Zoom is great for check-ins and catch-ups, but in person interactions can't be beaten for building relationships and confidence. Think of all the friendly chit-chat with your desk neighbour that helps you build relationships and collaborate better. Or the accidental conversations in the office kitchen that give you insight into the goings-on of the wider business. It's likely you're already considering this for your existing workforce, but for apprentices in their first job the importance can't be overstated.
The question is, how do you manage your wider team's work-from-home policy to accommodate your apprentices' work-from-office arrangements? There's not a lot of point in them coming into the office just to sit there alone. Direct managers and teammates especially should be around to offer face-time, so it's worth planning ahead and communicating expectations to both your existing workforce and new starters to make sure everyone is on the same page.
3. Students are under more pressure than ever
After two years of teacher-assessed grades, this year it's expected exams will return. But for students, unfortunately that doesn't mean it's back to the usual schedule.
Firstly, schools are increasingly focused on 'COVID catch-up' - making up for lost time with a stricter approach to attendance and trying to minimise distractions outside of school. On top of that, this year the Department of Education is requiring schools to introduce more mock exams to help with gathering evidence on students' learning, just in case we do end up back in lockdown.
The upshot is that, for employers looking to engage with schools and take on apprentice, this means students' bandwidths are even more stretched than usual. It's also harder to get students out of lessons, and there are more exam windows to avoid.
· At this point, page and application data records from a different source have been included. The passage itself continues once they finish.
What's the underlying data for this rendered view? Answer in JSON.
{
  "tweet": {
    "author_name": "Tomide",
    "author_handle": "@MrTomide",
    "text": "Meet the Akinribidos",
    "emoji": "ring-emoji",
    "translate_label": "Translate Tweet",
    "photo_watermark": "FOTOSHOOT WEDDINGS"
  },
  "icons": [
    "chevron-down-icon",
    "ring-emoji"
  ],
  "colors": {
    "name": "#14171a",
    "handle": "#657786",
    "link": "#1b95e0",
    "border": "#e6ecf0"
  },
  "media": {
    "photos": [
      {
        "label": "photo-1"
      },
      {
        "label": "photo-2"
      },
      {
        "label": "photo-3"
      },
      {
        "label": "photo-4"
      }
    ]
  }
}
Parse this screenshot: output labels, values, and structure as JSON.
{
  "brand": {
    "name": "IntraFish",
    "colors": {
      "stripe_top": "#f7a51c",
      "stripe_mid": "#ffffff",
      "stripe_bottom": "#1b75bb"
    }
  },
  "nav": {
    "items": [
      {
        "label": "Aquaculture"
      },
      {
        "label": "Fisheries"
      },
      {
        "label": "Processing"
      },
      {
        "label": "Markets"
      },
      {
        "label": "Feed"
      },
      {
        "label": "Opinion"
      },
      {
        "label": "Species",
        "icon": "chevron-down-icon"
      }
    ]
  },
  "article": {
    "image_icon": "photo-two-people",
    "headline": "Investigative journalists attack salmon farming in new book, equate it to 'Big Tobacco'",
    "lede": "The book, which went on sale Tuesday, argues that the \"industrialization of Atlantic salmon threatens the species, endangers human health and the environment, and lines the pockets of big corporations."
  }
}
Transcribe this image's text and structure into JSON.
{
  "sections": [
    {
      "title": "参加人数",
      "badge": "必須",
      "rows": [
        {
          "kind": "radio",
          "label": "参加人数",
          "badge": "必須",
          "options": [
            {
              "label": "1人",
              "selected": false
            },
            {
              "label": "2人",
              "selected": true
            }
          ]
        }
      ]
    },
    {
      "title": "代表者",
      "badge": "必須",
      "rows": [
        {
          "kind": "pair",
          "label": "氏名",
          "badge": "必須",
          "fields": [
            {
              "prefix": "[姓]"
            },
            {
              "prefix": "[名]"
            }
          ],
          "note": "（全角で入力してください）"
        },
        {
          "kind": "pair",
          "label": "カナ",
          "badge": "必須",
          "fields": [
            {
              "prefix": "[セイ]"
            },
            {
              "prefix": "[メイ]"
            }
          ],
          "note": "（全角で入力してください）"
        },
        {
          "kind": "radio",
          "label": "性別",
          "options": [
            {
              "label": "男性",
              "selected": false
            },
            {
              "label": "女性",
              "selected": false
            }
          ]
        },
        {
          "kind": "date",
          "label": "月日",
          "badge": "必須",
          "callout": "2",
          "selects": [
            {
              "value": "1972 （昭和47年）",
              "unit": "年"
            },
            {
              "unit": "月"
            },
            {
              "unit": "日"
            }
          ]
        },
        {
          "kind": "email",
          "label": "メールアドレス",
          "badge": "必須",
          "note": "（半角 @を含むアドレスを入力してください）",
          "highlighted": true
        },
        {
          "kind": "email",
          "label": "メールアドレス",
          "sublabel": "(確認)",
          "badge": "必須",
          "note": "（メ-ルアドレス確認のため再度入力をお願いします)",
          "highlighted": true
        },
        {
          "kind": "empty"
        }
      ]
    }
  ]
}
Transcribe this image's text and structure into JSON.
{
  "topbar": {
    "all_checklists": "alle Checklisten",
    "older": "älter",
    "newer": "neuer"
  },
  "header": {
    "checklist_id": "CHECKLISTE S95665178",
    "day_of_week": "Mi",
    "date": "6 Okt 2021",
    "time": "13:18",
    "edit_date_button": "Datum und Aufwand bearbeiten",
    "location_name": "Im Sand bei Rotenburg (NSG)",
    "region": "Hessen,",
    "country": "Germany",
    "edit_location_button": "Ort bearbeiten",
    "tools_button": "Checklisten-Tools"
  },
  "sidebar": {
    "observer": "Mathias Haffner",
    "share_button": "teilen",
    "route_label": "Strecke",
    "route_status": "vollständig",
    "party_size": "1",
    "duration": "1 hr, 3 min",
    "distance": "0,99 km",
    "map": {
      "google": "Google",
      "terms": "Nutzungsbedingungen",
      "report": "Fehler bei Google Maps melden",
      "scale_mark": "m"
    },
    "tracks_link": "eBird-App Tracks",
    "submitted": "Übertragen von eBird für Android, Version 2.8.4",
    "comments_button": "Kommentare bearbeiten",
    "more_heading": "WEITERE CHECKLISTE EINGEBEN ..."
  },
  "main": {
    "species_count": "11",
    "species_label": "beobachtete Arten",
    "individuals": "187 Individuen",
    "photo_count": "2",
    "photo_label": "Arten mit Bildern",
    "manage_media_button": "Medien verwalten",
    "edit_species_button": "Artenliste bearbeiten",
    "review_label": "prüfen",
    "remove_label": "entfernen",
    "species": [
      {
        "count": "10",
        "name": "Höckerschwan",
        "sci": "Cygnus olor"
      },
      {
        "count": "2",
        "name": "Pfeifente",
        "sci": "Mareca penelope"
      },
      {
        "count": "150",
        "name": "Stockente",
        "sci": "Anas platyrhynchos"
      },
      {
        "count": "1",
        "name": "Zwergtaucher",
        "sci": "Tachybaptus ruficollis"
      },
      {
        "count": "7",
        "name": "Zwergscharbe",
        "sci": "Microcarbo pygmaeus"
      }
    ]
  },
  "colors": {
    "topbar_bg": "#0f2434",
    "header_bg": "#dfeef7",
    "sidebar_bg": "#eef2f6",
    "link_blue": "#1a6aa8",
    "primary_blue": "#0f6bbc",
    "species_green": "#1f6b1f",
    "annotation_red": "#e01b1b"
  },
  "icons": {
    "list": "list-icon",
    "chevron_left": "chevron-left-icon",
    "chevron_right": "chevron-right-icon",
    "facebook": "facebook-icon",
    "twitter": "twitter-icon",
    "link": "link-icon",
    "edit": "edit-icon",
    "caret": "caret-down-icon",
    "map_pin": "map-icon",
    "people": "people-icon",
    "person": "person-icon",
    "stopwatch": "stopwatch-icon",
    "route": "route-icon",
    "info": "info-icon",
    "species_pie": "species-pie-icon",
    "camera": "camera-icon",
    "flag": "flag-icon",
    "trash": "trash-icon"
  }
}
So to get the best from candidates (and give them a fair opportunity to present their best selves), it's worth reviewing your application and assessment process - particularly with regards to timing so you're not impacting too much on school time. Can you hold assessments in school holidays, or after-hours?
This is where Visionpath can help. Working closely with schools and your business, we design and run inclusive, immersive assessment experiences that give disadvantaged school-leavers the ideal platform to showcase their skills, demonstrate their values and behaviour, and ultimately be the best version of themselves.